What the task requires: The full set of records must be printed exactly as given.

Records shown:
┌────────
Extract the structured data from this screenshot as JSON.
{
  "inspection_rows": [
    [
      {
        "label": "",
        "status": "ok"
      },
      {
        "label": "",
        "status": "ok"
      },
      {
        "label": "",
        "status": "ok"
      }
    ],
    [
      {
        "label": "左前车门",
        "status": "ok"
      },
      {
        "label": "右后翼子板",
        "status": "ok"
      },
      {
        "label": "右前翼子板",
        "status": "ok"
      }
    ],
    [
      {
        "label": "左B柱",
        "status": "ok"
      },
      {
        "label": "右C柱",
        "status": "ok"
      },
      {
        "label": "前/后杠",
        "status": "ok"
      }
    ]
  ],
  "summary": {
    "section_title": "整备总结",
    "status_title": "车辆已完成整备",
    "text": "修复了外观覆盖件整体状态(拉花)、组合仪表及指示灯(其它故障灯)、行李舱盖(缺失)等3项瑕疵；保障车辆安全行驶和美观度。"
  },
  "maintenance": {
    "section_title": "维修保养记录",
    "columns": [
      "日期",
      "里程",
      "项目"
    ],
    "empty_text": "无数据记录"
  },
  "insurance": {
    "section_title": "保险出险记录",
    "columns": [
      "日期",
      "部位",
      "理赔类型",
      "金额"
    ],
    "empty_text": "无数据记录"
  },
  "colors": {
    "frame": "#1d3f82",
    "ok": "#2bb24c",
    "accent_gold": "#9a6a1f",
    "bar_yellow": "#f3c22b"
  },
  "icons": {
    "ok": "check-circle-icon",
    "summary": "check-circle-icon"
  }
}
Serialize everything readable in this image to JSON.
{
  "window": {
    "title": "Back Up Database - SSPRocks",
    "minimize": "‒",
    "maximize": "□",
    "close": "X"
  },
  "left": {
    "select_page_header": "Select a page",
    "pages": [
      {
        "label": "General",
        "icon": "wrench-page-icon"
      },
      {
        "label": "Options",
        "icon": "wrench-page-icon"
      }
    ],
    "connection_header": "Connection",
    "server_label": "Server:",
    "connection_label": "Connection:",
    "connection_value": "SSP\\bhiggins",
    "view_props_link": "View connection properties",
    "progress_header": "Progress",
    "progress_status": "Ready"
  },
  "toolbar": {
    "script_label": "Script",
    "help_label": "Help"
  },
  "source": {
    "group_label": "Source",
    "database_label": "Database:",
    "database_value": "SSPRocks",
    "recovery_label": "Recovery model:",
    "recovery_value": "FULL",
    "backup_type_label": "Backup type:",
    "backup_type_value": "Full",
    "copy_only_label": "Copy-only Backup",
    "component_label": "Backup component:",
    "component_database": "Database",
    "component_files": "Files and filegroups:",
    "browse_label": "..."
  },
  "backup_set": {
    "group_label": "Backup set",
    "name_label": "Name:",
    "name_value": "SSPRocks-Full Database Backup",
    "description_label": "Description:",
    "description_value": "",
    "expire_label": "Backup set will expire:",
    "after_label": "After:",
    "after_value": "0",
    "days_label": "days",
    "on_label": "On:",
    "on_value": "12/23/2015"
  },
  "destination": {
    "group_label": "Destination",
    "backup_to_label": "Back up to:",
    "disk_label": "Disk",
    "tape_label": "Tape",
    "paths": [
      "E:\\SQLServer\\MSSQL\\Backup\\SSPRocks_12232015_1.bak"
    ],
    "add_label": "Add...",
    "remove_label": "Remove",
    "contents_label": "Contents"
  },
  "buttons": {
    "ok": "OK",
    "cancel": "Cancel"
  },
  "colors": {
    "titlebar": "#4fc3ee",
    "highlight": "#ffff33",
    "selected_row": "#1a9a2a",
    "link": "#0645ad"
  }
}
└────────
Written solution:
Extract the structured data from this screenshot as JSON.
{
  "inspection_rows": [
    [
      {
        "label": "",
        "status": "ok"
      },
      {
        "label": "",
        "status": "ok"
      },
      {
        "label": "",
        "status": "ok"
      }
    ],
    [
      {
        "label": "左前车门",
        "status": "ok"
      },
      {
        "label": "右后翼子板",
        "status": "ok"
      },
      {
        "label": "右前翼子板",
        "status": "ok"
      }
    ],
    [
      {
        "label": "左B柱",
        "status": "ok"
      },
      {
        "label": "右C柱",
        "status": "ok"
      },
      {
        "label": "前/后杠",
        "status": "ok"
      }
    ]
  ],
  "summary": {
    "section_title": "整备总结",
    "status_title": "车辆已完成整备",
    "text": "修复了外观覆盖件整体状态(拉花)、组合仪表及指示灯(其它故障灯)、行李舱盖(缺失)等3项瑕疵；保障车辆安全行驶和美观度。"
  },
  "maintenance": {
    "section_title": "维修保养记录",
    "columns": [
      "日期",
      "里程",
      "项目"
    ],
    "empty_text": "无数据记录"
  },
  "insurance": {
    "section_title": "保险出险记录",
    "columns": [
      "日期",
      "部位",
      "理赔类型",
      "金额"
    ],
    "empty_text": "无数据记录"
  },
  "colors": {
    "frame": "#1d3f82",
    "ok": "#2bb24c",
    "accent_gold": "#9a6a1f",
    "bar_yellow": "#f3c22b"
  },
  "icons": {
    "ok": "check-circle-icon",
    "summary": "check-circle-icon"
  }
}
Serialize everything readable in this image to JSON.
{
  "window": {
    "title": "Back Up Database - SSPRocks",
    "minimize": "‒",
    "maximize": "□",
    "close": "X"
  },
  "left": {
    "select_page_header": "Select a page",
    "pages": [
      {
        "label": "General",
        "icon": "wrench-page-icon"
      },
      {
        "label": "Options",
        "icon": "wrench-page-icon"
      }
    ],
    "connection_header": "Connection",
    "server_label": "Server:",
    "connection_label": "Connection:",
    "connection_value": "SSP\\bhiggins",
    "view_props_link": "View connection properties",
    "progress_header": "Progress",
    "progress_status": "Ready"
  },
  "toolbar": {
    "script_label": "Script",
    "help_label": "Help"
  },
  "source": {
    "group_label": "Source",
    "database_label": "Database:",
    "database_value": "SSPRocks",
    "recovery_label": "Recovery model:",
    "recovery_value": "FULL",
    "backup_type_label": "Backup type:",
    "backup_type_value": "Full",
    "copy_only_label": "Copy-only Backup",
    "component_label": "Backup component:",
    "component_database": "Database",
    "component_files": "Files and filegroups:",
    "browse_label": "..."
  },
  "backup_set": {
    "group_label": "Backup set",
    "name_label": "Name:",
    "name_value": "SSPRocks-Full Database Backup",
    "description_label": "Description:",
    "description_value": "",
    "expire_label": "Backup set will expire:",
    "after_label": "After:",
    "after_value": "0",
    "days_label": "days",
    "on_label": "On:",
    "on_value": "12/23/2015"
  },
  "destination": {
    "group_label": "Destination",
    "backup_to_label": "Back up to:",
    "disk_label": "Disk",
    "tape_label": "Tape",
    "paths": [
      "E:\\SQLServer\\MSSQL\\Backup\\SSPRocks_12232015_1.bak"
    ],
    "add_label": "Add...",
    "remove_label": "Remove",
    "contents_label": "Contents"
  },
  "buttons": {
    "ok": "OK",
    "cancel": "Cancel"
  },
  "colors": {
    "titlebar": "#4fc3ee",
    "highlight": "#ffff33",
    "selected_row": "#1a9a2a",
    "link": "#0645ad"
  }
}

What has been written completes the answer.